● **Goal of the exercise**: In the lines below, look for "with". Copy each line where it appears.

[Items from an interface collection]
______

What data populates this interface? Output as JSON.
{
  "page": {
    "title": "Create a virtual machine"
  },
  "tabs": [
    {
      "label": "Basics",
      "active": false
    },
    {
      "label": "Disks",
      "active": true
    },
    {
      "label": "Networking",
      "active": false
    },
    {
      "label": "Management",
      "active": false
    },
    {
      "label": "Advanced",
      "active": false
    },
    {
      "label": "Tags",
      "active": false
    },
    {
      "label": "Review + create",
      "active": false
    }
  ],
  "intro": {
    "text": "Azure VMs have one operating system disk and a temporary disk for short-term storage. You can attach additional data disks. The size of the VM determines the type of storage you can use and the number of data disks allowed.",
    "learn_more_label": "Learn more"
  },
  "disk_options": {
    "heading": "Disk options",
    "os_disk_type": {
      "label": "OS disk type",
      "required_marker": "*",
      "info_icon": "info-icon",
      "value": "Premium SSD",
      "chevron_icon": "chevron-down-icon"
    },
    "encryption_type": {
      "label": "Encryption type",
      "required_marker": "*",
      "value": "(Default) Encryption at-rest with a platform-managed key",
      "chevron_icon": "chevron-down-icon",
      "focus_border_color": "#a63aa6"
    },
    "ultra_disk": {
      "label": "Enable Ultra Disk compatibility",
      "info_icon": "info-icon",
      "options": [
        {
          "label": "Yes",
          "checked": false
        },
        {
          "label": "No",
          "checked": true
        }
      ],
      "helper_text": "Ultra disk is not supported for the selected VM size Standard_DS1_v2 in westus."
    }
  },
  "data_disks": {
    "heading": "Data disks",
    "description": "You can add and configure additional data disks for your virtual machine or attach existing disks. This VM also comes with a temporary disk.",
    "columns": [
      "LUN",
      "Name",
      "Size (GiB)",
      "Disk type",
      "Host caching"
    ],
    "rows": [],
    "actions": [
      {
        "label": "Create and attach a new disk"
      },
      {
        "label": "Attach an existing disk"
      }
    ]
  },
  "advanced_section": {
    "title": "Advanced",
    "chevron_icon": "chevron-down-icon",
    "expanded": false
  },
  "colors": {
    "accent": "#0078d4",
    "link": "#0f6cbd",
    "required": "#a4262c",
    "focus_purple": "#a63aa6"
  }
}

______

● **Answer for this exercise**:
      "value": "(Default) Encryption at-rest with a platform-managed key",
    "description": "You can add and configure additional data disks for your virtual machine or attach existing disks. This VM also comes with a temporary disk.",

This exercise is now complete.